Apparently the author who created James Bond was very keen on getting 007 to the movies. So much so that in a report from The Guardian, it was revealed that a 150-page document outlining how Fleming wanted to adapt Moonraker into a feature film had entered into the collection of an antiquarian book shop in England. This is a big deal in terms of Bond history for two reasons: it was Ian Fleming’s only screenplay, and it was written in 1956, shortly after the book was published.

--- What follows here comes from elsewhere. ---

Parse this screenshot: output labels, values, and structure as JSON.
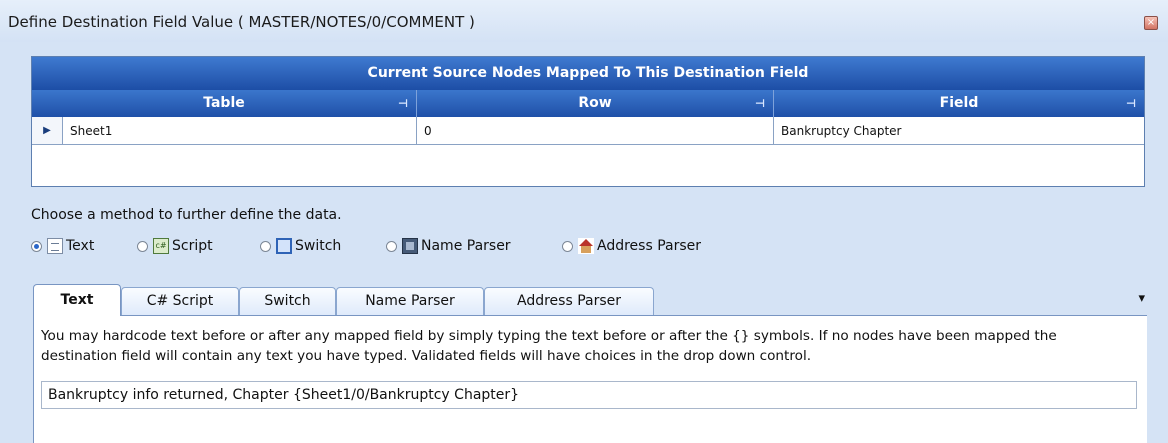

This draft from Ian Fleming comes only two years after he’d been hired by CBS to adapt the first non-EON Production version of Casino Royale for American TV in 1954. However, it also predates his collaboration with Albert Broccoli and Harry Saltzman to make Dr. No for its 1962 release. This also means that it was Moonraker, not the beleaguered Thunderball as previously noted, that technically counts as the first 007 adventure intended to head to the movies. At least, that’s if the feelings of the series’ creator have any say in the matter.
Looking through the details of Moonraker’s original pitch reported, there are a lot of differences between Ian Fleming’s treatment and the eventual film written by screenwriter Christopher Wood. The most stark of which is the fact that while it sounds like plot would have hewed much closer to Fleming’s novel of a British industrialist’s plot to attack London, M and Moneypenny were left out of this early sketch of an idea. Sticking to the road of card games and a rocket targeted at the country’s capital, James Bond ended up going on a way different adventure when the book was eventually adapted for the big screen 23 years later.
The Moonraker everyone knows now turned Hugo Drax into the more traditional “world domination” style villain, rather than a cold blooded baddie who had it out for England specifically. Rockets would still play somewhat of a part, as the evil plot was transported to a space station where Drax could recreate humanity in his own image. Add the jokes that were en vogue in the Roger Moore era of Bond, as well as the return of Richard Kiel’s Jaws as a henchman, and you have something that was very contemporary.
While it wasn’t exactly reflective of its source material, Moonraker’s cinematic adaptation was still an interesting experiment in changing with the times. Taking on a space-based sci-fi tone that meshed with Moore’s rather humorous take on 007, it could have potentially been directed by Steven Spielberg. Even in the face of that very tantalizing ‘what if,’ wondering what Ian Fleming’s drafts for Moonraker reads like is a great missed opportunity in the world of James Bond films.
With this year marking the 60th anniversary of James Bond’s cinematic legacy, there isn’t any new cinematic news on the horizon just yet. For the moment, spy fans will have to take a look for other espionage adventures to keep themselves occupied in the interim. You can find some of those titles on the list of upcoming movies, which still has some espionage dramas and action headed our way.